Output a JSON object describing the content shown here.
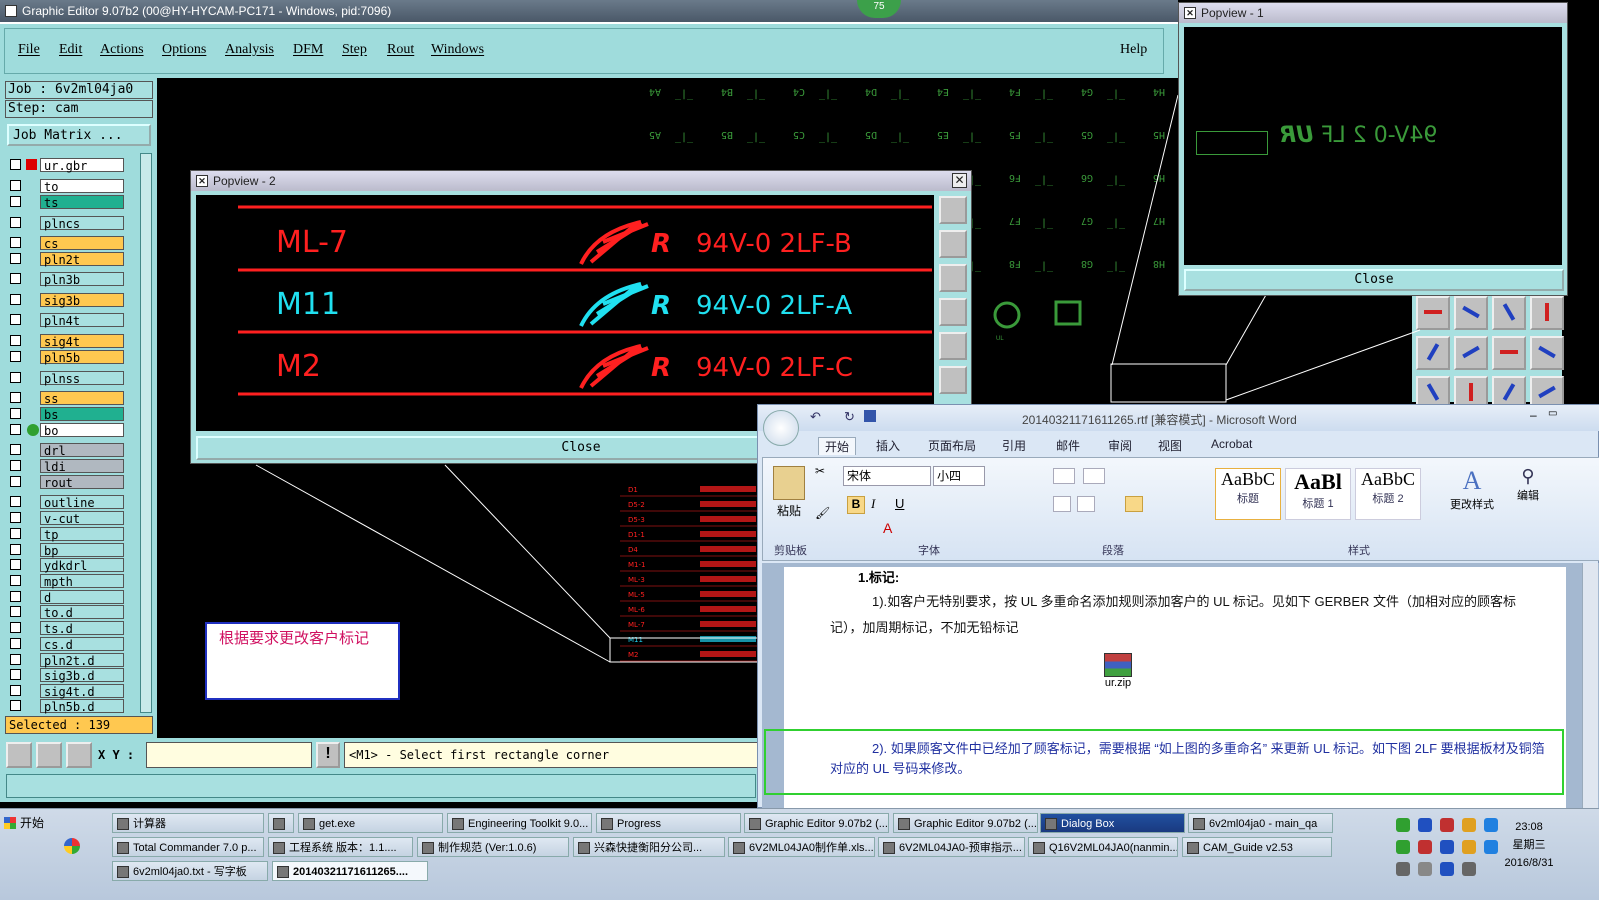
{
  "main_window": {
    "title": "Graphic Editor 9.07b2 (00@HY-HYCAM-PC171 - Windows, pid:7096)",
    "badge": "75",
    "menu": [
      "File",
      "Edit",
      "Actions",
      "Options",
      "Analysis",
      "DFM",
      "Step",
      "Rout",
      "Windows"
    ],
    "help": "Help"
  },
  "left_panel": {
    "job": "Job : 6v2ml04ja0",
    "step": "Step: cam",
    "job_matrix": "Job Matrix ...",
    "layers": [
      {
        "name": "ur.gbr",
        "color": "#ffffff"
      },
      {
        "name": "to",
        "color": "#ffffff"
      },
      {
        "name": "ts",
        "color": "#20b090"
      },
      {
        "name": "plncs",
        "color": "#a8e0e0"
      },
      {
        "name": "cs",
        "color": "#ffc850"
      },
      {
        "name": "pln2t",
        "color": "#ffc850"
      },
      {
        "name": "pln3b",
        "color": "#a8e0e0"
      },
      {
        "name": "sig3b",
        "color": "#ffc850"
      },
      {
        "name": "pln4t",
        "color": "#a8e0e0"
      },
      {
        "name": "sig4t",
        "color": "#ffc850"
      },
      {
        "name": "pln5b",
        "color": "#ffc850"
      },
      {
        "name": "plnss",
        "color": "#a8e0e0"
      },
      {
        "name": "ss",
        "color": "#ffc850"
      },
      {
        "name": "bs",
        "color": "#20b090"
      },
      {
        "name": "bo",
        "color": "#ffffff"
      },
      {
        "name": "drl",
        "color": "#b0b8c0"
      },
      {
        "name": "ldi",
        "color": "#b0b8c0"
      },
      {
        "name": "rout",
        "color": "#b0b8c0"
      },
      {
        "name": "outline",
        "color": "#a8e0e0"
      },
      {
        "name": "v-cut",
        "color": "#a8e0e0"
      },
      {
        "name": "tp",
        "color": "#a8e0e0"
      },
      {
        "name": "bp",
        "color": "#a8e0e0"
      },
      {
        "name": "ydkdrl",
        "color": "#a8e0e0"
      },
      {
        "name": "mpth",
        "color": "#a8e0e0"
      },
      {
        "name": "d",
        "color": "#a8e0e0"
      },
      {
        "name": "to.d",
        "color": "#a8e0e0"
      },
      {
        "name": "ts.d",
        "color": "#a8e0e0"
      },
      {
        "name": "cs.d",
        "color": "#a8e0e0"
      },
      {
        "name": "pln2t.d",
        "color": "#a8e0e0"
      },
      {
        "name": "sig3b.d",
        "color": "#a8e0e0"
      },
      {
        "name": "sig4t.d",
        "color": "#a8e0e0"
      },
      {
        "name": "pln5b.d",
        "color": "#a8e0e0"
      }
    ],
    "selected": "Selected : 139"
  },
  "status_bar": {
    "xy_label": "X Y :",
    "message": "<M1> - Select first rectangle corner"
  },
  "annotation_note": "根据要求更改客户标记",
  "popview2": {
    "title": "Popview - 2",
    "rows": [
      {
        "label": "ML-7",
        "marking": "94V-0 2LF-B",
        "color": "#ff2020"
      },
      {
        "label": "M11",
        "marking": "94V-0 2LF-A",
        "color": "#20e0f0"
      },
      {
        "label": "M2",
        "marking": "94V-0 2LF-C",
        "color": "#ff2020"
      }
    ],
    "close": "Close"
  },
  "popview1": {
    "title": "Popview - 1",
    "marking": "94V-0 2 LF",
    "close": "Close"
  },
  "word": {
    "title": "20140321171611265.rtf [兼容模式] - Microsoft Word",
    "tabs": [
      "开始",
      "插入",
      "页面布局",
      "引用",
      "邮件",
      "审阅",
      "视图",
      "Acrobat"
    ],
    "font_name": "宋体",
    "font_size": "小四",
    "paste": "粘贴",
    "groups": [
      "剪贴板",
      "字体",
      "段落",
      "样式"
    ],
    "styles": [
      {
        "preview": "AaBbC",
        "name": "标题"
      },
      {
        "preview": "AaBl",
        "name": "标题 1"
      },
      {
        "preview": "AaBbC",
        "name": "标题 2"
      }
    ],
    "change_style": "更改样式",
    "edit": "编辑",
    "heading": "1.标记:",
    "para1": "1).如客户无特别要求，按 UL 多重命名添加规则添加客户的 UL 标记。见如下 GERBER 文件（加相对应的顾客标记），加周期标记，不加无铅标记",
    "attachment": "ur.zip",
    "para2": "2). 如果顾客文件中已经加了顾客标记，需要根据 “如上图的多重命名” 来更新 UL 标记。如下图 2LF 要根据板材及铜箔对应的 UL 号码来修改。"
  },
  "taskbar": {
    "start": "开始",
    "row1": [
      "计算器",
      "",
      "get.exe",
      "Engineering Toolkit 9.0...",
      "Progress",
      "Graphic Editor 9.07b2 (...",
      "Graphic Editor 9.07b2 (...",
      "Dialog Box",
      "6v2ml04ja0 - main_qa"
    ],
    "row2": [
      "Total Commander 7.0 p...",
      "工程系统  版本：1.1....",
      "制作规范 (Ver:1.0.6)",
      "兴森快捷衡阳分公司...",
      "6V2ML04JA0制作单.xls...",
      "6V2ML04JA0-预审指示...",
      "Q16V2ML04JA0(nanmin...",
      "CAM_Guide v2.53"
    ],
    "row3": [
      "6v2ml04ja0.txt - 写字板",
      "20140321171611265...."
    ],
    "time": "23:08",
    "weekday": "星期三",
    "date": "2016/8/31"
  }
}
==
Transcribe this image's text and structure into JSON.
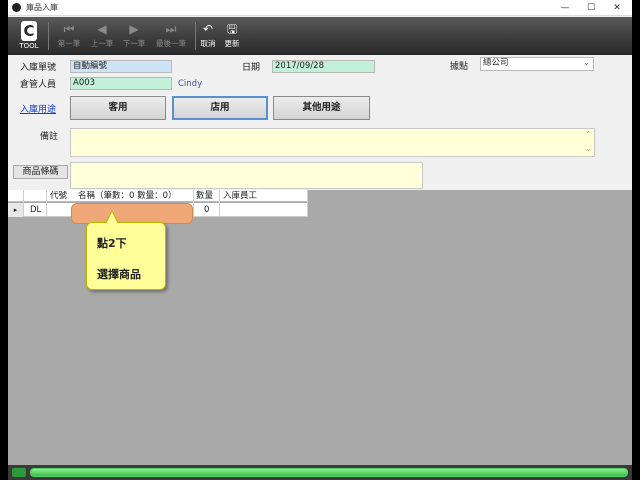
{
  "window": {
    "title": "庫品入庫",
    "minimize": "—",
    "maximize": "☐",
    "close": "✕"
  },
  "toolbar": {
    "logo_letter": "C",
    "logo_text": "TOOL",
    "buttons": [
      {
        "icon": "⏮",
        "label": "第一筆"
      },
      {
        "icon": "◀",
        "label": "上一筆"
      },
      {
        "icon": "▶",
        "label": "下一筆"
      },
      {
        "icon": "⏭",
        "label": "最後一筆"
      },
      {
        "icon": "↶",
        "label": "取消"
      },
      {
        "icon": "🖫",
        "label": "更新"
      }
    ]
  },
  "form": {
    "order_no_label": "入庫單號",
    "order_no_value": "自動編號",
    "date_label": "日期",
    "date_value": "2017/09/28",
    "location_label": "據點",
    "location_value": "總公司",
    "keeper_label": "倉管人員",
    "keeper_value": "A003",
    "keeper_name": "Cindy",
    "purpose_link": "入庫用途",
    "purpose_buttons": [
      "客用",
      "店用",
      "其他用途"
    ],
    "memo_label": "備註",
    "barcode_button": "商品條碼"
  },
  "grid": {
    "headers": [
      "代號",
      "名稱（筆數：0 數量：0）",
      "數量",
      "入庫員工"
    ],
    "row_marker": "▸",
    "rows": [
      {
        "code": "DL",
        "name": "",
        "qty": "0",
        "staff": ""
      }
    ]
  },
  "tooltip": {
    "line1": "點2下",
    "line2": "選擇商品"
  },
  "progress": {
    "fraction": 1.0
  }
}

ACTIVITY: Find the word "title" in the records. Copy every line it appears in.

RESPONSE TO THIS EXERCISE:
    "title": "Graphic Editor 9.07b2 (00@HY-HYCAM-PC171 - Windows, pid:7096)",
    "title": "Popview - 2",
    "title": "Popview - 1",
    "title": "20140321171611265.rtf [兼容模式] - Microsoft Word",
    "title": "庫品入庫",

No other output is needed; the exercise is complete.